Tuesday, August 26, 2003

Forensic Witnesses Upheld in 7th, 8th Circuits

Forensic witnesses again prevailed in a pair of appellate decisions announced yesterday.

In Buie v. McAdory, No. 02-3565 (7th Cir. Aug. 25, 2003) (Easterbook, Rovner & Wood, JJ.), a habeas petitioner argued that the state trial judge abridged his due process rights in permitting a forensic expert to testify that hair samples matched "within a reasonable degree of scientific certainty." According to petitioner, the witness overstated the degree of scientific support for her conclusion. The Seventh Circuit rebuffed this argument.
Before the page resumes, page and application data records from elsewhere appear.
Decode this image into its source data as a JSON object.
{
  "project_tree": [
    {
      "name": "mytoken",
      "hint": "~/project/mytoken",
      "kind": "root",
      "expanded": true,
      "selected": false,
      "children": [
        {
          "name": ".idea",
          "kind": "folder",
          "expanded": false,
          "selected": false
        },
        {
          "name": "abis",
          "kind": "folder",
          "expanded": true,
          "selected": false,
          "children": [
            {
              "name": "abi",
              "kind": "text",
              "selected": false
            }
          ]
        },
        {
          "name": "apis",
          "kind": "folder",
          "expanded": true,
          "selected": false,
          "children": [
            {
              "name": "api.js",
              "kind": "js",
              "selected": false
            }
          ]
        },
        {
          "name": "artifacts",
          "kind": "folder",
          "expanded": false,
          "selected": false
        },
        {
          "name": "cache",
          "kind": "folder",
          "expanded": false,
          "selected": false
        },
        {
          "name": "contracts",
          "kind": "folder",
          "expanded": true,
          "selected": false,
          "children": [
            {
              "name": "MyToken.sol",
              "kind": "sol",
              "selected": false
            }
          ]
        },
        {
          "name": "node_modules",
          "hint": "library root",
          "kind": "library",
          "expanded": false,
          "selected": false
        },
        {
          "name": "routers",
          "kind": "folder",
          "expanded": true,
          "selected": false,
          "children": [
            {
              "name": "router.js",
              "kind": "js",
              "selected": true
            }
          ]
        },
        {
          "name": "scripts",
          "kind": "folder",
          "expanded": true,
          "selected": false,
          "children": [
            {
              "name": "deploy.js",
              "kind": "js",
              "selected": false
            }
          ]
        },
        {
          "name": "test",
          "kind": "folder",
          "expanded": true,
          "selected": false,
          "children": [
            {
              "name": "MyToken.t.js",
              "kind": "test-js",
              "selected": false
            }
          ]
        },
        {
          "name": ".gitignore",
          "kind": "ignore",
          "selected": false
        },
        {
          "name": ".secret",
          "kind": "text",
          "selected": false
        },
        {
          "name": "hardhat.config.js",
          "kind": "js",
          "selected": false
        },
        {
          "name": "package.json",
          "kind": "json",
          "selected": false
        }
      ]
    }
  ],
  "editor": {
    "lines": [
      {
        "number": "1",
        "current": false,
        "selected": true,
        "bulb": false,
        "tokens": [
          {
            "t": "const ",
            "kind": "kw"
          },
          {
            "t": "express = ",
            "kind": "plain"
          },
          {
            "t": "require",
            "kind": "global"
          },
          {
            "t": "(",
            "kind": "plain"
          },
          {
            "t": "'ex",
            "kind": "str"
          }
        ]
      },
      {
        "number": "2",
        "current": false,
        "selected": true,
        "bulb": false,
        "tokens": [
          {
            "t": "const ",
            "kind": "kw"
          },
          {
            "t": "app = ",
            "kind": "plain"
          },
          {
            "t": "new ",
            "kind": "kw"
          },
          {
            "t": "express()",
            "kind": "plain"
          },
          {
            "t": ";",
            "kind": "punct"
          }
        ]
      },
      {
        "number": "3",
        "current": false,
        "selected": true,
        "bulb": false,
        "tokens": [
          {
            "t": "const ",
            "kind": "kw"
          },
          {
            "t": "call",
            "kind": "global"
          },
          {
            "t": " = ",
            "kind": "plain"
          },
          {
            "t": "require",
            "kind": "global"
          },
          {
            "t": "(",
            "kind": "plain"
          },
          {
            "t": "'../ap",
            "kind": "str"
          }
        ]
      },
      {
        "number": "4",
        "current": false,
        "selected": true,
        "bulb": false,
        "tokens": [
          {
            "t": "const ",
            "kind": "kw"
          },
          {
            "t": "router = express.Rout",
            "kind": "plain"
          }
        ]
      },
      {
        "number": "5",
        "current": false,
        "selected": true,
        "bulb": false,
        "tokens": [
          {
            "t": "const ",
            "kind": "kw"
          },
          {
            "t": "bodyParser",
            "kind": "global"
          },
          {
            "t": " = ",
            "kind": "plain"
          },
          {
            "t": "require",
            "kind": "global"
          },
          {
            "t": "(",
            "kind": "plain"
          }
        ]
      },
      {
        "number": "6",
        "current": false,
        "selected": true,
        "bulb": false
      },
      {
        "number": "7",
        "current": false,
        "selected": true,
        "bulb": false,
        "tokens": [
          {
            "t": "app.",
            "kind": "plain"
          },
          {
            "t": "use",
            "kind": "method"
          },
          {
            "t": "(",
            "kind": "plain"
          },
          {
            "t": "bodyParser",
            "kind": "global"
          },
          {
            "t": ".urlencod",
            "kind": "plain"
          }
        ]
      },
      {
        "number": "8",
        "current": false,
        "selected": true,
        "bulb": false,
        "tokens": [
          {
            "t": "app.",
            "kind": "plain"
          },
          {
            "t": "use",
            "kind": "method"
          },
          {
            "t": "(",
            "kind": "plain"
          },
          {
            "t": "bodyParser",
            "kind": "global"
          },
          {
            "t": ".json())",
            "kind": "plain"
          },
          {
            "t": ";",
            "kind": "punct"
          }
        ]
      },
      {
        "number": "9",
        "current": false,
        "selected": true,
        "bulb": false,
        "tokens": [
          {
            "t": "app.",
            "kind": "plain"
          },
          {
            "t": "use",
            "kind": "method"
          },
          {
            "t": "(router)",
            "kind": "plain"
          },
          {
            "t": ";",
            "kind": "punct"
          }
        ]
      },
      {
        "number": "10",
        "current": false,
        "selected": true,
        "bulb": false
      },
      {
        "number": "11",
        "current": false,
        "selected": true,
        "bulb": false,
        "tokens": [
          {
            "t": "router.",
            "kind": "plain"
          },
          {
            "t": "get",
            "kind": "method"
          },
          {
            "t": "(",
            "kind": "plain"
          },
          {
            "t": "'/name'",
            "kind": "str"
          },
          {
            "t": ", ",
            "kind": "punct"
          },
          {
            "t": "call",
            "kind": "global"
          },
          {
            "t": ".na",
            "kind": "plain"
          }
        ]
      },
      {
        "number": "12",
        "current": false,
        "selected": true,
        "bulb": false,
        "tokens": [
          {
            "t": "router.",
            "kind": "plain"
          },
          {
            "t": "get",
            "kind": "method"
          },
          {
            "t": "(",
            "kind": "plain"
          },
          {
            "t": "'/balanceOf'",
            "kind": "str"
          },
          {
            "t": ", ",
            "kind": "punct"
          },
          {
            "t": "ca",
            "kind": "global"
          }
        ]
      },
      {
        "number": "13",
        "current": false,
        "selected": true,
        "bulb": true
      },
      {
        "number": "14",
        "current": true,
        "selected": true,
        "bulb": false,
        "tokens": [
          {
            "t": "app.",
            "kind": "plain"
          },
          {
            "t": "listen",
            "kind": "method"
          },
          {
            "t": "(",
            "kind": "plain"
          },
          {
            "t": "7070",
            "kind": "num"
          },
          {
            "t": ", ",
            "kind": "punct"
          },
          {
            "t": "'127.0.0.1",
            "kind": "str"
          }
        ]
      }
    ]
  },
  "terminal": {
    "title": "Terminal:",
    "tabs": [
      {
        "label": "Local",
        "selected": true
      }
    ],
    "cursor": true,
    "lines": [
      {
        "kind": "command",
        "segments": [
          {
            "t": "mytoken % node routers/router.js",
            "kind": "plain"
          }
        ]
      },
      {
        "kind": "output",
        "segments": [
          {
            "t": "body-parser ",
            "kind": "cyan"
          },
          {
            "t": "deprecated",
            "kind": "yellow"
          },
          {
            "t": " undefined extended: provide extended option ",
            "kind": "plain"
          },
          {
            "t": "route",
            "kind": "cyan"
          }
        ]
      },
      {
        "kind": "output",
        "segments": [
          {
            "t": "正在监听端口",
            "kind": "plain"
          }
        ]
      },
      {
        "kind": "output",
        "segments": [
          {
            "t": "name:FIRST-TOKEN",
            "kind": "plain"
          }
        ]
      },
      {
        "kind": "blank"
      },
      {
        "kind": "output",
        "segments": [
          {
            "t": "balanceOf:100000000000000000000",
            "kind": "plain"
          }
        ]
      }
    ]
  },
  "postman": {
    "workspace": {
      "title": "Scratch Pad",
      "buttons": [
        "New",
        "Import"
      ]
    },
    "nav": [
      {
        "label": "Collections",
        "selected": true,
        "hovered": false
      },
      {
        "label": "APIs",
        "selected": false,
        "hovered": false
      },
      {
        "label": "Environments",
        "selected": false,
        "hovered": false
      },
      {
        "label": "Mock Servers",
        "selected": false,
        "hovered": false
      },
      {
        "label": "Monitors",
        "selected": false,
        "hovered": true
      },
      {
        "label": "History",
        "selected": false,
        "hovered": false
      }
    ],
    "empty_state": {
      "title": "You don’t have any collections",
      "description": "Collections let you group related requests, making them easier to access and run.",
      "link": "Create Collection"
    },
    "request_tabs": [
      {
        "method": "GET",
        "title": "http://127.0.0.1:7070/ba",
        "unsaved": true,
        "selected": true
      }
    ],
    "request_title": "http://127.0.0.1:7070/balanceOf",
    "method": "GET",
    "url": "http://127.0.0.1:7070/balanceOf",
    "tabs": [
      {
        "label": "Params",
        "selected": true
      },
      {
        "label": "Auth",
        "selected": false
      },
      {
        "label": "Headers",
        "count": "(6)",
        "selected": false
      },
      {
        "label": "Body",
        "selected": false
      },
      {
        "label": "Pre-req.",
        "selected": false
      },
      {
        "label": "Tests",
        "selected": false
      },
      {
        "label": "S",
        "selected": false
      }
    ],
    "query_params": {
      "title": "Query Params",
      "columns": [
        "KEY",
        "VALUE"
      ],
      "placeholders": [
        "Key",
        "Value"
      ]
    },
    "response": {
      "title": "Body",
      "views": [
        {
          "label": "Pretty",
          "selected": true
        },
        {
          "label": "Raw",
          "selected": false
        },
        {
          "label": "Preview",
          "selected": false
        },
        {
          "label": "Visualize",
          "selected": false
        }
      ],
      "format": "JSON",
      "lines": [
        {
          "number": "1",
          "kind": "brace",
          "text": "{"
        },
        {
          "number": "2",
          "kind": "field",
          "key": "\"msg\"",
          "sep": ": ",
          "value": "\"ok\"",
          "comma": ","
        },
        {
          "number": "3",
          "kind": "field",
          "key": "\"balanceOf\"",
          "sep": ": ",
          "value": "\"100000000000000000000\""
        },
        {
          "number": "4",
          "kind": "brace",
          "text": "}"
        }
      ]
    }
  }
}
The Constitution, said Judge Easterbrook in the panel opinion, does not require that prosecution experts be correct, nor does it impose Fed. R. Evid. 702 on state trial courts. It requires only that the defendant have an opportunity to cross-examine and present contrary evidence. A summary of the ruling in Buie, and a link to the opinion, can be found here.

And in United States v. Collins, No. 02-3353 (8th Cir. Aug. 25, 2003) (Loken, Riley & Smith, JJ.), the Eighth Circuit found no plain error in the trial court's admission of fingerprint evidence. See the details here.
Fed. R. Evid. 702: If scientific, technical, or other specialized knowledge will assist the trier of fact to understand the evidence or to determine a fact in issue, a witness qualified as an expert by knowledge, skill, experience, training, or education, may testify thereto in the form of an opinion or otherwise, if (1) the testimony is based upon sufficient facts or data, (2) the testimony is the product of reliable principles and methods, and (3) the witness has applied the principles and methods reliably to the facts of the case.